Business Leopard

Larry Bartleet

larrybartfleetBROADWAY BABY

There’s a certain sort of FringePig reader who only reads the reviewer-reviews that are two pigs and below. Some of them even write in to ask why we bother praising some reviewers, suggesting that’s not what we’re here for.

So it’s with apologies to these readers (probably, let’s face it, 90 per cent of you out there) that I must gingerly shrug my leopard shoulders and present our first reviewer-review this year: the altogether rather excellent Larry Bartleet.

I don’t think I’ve read a review before that contained the word ‘pleonasm’. I don’t think I’ve read anything, anywhere, that did. Or ‘indubitable’, for that matter. (In case you’re wondering, ‘pleonasm’ is a synonym for ‘tautology’).

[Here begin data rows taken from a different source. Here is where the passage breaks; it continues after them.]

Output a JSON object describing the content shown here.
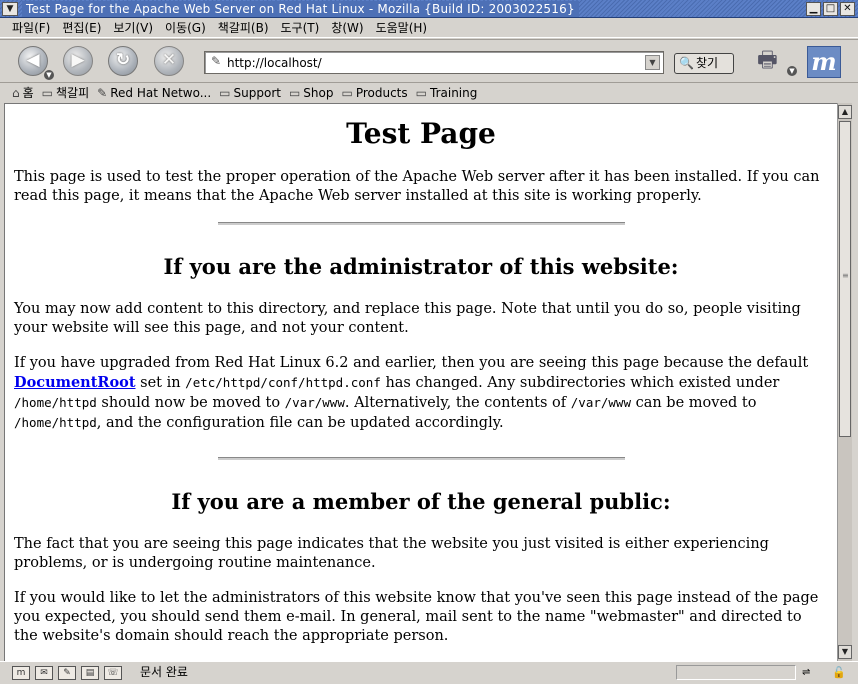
{
  "window": {
    "title": "Test Page for the Apache Web Server on Red Hat Linux - Mozilla {Build ID: 2003022516}",
    "controls": {
      "minimize": "▁",
      "maximize": "□",
      "close": "✕"
    }
  },
  "menubar": {
    "items": [
      "파일(F)",
      "편집(E)",
      "보기(V)",
      "이동(G)",
      "책갈피(B)",
      "도구(T)",
      "창(W)",
      "도움말(H)"
    ]
  },
  "navbar": {
    "back_icon": "◀",
    "forward_icon": "▶",
    "reload_icon": "↻",
    "stop_icon": "✕",
    "url": "http://localhost/",
    "search_label": "찾기"
  },
  "personal_toolbar": {
    "items": [
      {
        "icon": "home-icon",
        "glyph": "⌂",
        "label": "홈"
      },
      {
        "icon": "folder-icon",
        "glyph": "▭",
        "label": "책갈피"
      },
      {
        "icon": "bookmark-icon",
        "glyph": "✎",
        "label": "Red Hat Netwo..."
      },
      {
        "icon": "folder-icon",
        "glyph": "▭",
        "label": "Support"
      },
      {
        "icon": "folder-icon",
        "glyph": "▭",
        "label": "Shop"
      },
      {
        "icon": "folder-icon",
        "glyph": "▭",
        "label": "Products"
      },
      {
        "icon": "folder-icon",
        "glyph": "▭",
        "label": "Training"
      }
    ]
  },
  "page": {
    "title": "Test Page",
    "intro": "This page is used to test the proper operation of the Apache Web server after it has been installed. If you can read this page, it means that the Apache Web server installed at this site is working properly.",
    "admin_heading": "If you are the administrator of this website:",
    "admin_p1": "You may now add content to this directory, and replace this page. Note that until you do so, people visiting your website will see this page, and not your content.",
    "admin_p2": {
      "t1": "If you have upgraded from Red Hat Linux 6.2 and earlier, then you are seeing this page because the default ",
      "link": "DocumentRoot",
      "t2": " set in ",
      "code1": "/etc/httpd/conf/httpd.conf",
      "t3": " has changed. Any subdirectories which existed under ",
      "code2": "/home/httpd",
      "t4": " should now be moved to ",
      "code3": "/var/www",
      "t5": ". Alternatively, the contents of ",
      "code4": "/var/www",
      "t6": " can be moved to ",
      "code5": "/home/httpd",
      "t7": ", and the configuration file can be updated accordingly."
    },
    "public_heading": "If you are a member of the general public:",
    "public_p1": "The fact that you are seeing this page indicates that the website you just visited is either experiencing problems, or is undergoing routine maintenance.",
    "public_p2": "If you would like to let the administrators of this website know that you've seen this page instead of the page you expected, you should send them e-mail. In general, mail sent to the name \"webmaster\" and directed to the website's domain should reach the appropriate person."
  },
  "statusbar": {
    "text": "문서 완료"
  },
  "colors": {
    "titlebar": "#5b7fc7",
    "chrome": "#d6d3ce",
    "link": "#0000ee"
  }
}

There is space to argue whether such exotics are necessary in a Fringe review aimed not just at the unwashed but the Broadway Baby, freesheet unwashed. I doubt whether many people on my street know even what tautology is.

Yet Bartleet can be forgiven the occasional bit of dictionary diving; it’s the way he strings things together that marks him out from the notebook flock.

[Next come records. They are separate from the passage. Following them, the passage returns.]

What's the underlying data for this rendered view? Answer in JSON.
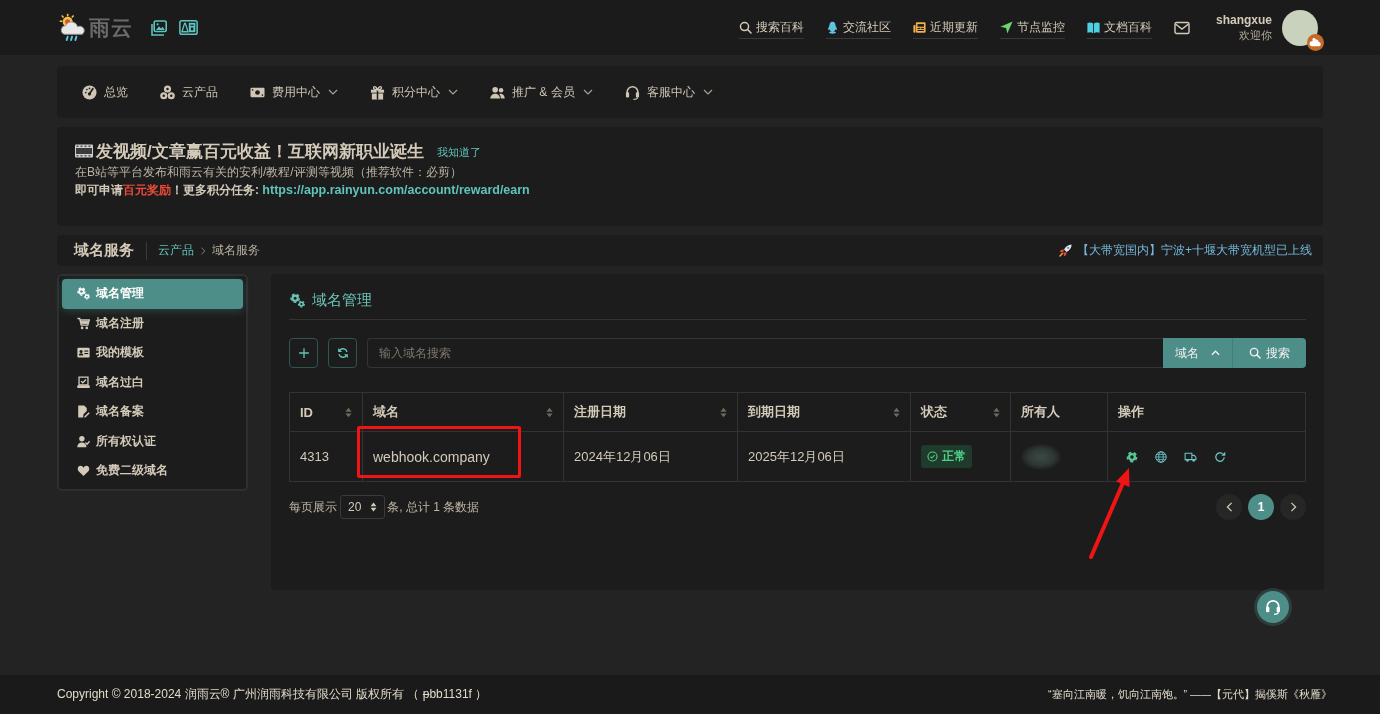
{
  "header": {
    "logo_text": "雨云",
    "nav": [
      {
        "label": "搜索百科"
      },
      {
        "label": "交流社区"
      },
      {
        "label": "近期更新"
      },
      {
        "label": "节点监控"
      },
      {
        "label": "文档百科"
      }
    ],
    "user": {
      "name": "shangxue",
      "greeting": "欢迎你"
    }
  },
  "menu": [
    {
      "label": "总览",
      "dropdown": false
    },
    {
      "label": "云产品",
      "dropdown": false
    },
    {
      "label": "费用中心",
      "dropdown": true
    },
    {
      "label": "积分中心",
      "dropdown": true
    },
    {
      "label": "推广 & 会员",
      "dropdown": true
    },
    {
      "label": "客服中心",
      "dropdown": true
    }
  ],
  "banner": {
    "title": "发视频/文章赢百元收益！互联网新职业诞生",
    "dismiss": "我知道了",
    "description": "在B站等平台发布和雨云有关的安利/教程/评测等视频（推荐软件：必剪）",
    "call_to_action": [
      {
        "kind": "text",
        "text": "即可申请"
      },
      {
        "kind": "highlight",
        "text": "百元奖励"
      },
      {
        "kind": "text",
        "text": "！更多积分任务: "
      },
      {
        "kind": "link",
        "text": "https://app.rainyun.com/account/reward/earn"
      }
    ]
  },
  "breadcrumb": {
    "title": "域名服务",
    "trail": [
      {
        "label": "云产品",
        "current": false
      },
      {
        "label": "域名服务",
        "current": true
      }
    ],
    "notice": "【大带宽国内】宁波+十堰大带宽机型已上线"
  },
  "sidebar": {
    "items": [
      {
        "label": "域名管理",
        "selected": true
      },
      {
        "label": "域名注册",
        "selected": false
      },
      {
        "label": "我的模板",
        "selected": false
      },
      {
        "label": "域名过白",
        "selected": false
      },
      {
        "label": "域名备案",
        "selected": false
      },
      {
        "label": "所有权认证",
        "selected": false
      },
      {
        "label": "免费二级域名",
        "selected": false
      }
    ]
  },
  "panel": {
    "title": "域名管理",
    "search": {
      "placeholder": "输入域名搜索"
    },
    "filter": "域名",
    "search_button": "搜索",
    "table": {
      "columns": [
        {
          "label": "ID",
          "sortable": true
        },
        {
          "label": "域名",
          "sortable": true
        },
        {
          "label": "注册日期",
          "sortable": true
        },
        {
          "label": "到期日期",
          "sortable": true
        },
        {
          "label": "状态",
          "sortable": true
        },
        {
          "label": "所有人",
          "sortable": false
        },
        {
          "label": "操作",
          "sortable": false
        }
      ],
      "rows": [
        {
          "id": "4313",
          "domain": "webhook.company",
          "domain_framed": true,
          "registered": "2024年12月06日",
          "expires": "2025年12月06日",
          "status": {
            "label": "正常",
            "kind": "normal"
          },
          "owner_redacted": true,
          "actions_pointed": true
        }
      ]
    },
    "pagination": {
      "label": "每页展示",
      "page_size": "20",
      "summary": "条, 总计 1 条数据",
      "pages": [
        {
          "label": "1",
          "selected": true
        }
      ]
    }
  },
  "footer": {
    "copyright": "Copyright © 2018-2024 润雨云® 广州润雨科技有限公司 版权所有 （ ᵽbb1131f ）",
    "quote": "“塞向江南暖，饥向江南饱。” ——【元代】揭傒斯《秋雁》"
  }
}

For example there’s his review of Rhys Nicholson and “his mischievous jokes, which march deep into taboo territory and, on occasion, bring back considerable spoils”. Or Sara Pascoe, whose “set succeeds in providing keen intellectual engagement, perhaps at the expense of a definitive moment of hilarity”. Of Kitten Killers he observes “It’s the intense speed of the scenes that deprives them of the success they deserve”.

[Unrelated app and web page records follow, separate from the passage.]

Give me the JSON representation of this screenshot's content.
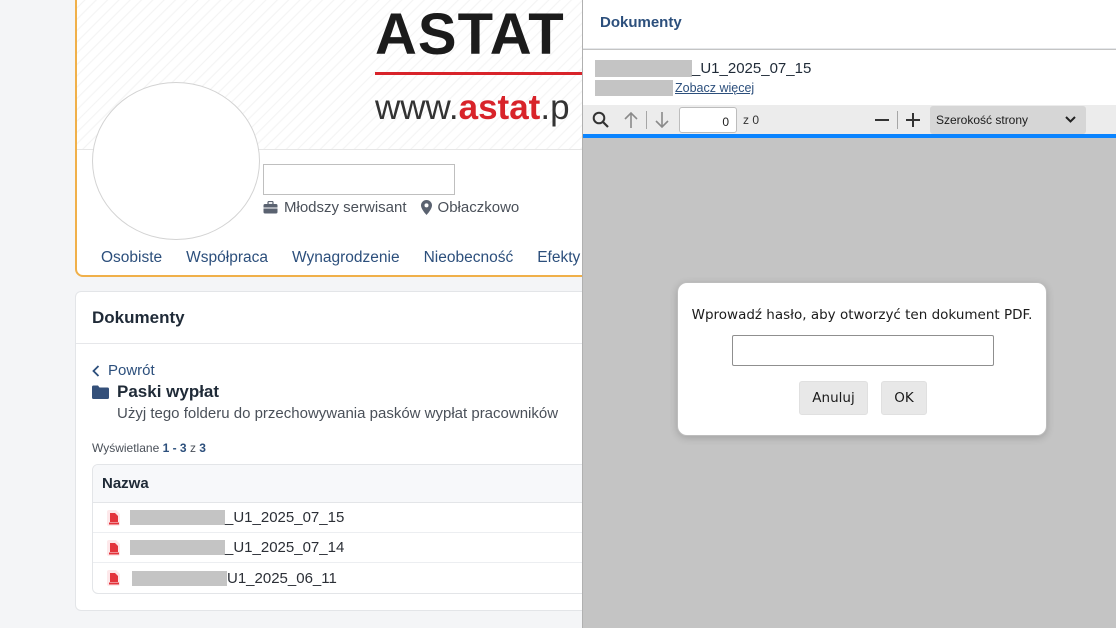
{
  "profile": {
    "logo_text": "ASTAT",
    "logo_url_prefix": "www.",
    "logo_url_accent": "astat",
    "logo_url_suffix": ".p",
    "role": "Młodszy serwisant",
    "location": "Obłaczkowo",
    "tabs": [
      "Osobiste",
      "Współpraca",
      "Wynagrodzenie",
      "Nieobecność",
      "Efekty"
    ]
  },
  "documents": {
    "header": "Dokumenty",
    "back_label": "Powrót",
    "folder_title": "Paski wypłat",
    "folder_desc": "Użyj tego folderu do przechowywania pasków wypłat pracowników",
    "count_prefix": "Wyświetlane ",
    "count_range": "1 - 3",
    "count_mid": " z ",
    "count_total": "3",
    "column_name": "Nazwa",
    "rows": [
      {
        "name_suffix": "_U1_2025_07_15"
      },
      {
        "name_suffix": "_U1_2025_07_14"
      },
      {
        "name_suffix": "U1_2025_06_11"
      }
    ]
  },
  "pdf_panel": {
    "title": "Dokumenty",
    "file_name_suffix": "_U1_2025_07_15",
    "see_more": "Zobacz więcej",
    "toolbar": {
      "page_value": "0",
      "page_of": "z 0",
      "zoom_label": "Szerokość strony"
    },
    "dialog": {
      "message": "Wprowadź hasło, aby otworzyć ten dokument PDF.",
      "cancel": "Anuluj",
      "ok": "OK"
    }
  },
  "colors": {
    "accent_orange": "#f0b04a",
    "link_blue": "#2c4f7c",
    "logo_red": "#d8232a",
    "pdf_progress": "#0a84ff"
  }
}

It’s hard to sort his mild rebukes from his faint praise sometimes, but it doesn’t really matter – everything Bartleet writes is tremendously considered and lyrically competent. The worst anyone will feel is the sensation of being hit round the face with a scatter cushion.

If you could have Steve Bennett without the spelling mistakes, then you would have something approaching Bartleet’s breadth of vision, but it’s the fun had in the approach that makes all the difference.He assesses comedy in the process of enjoying it; never the other way around. It’s hard to say if Bartleet will keep this up as the Fringe drags on but, looking at last year’s output, it seems perfectly possible.

He can get a bit carried away, such as the review of Austentatious with which he opened this year’s batting: “Did they all know what a jalopy was? Nay! Did they flinch? Verily, nay!” Bartleet is very keen to point out careworn tropes, so he should know that every bleeding year some reviewer attempts to review Austentatious in the style of Jane Austen. And to be honest ‘verily, nay’ sounds more Shit-Faced Shakespeare than Austentatious. But you know what? We’ll put it down to high spirits at the start of the season.

So apologies about the early outpouring of pig stars. We are not starting out as we mean to go on, and will continue with this very much behind us. If you’ll excuse the repetitively tautologous neoplasms.

Business Leopard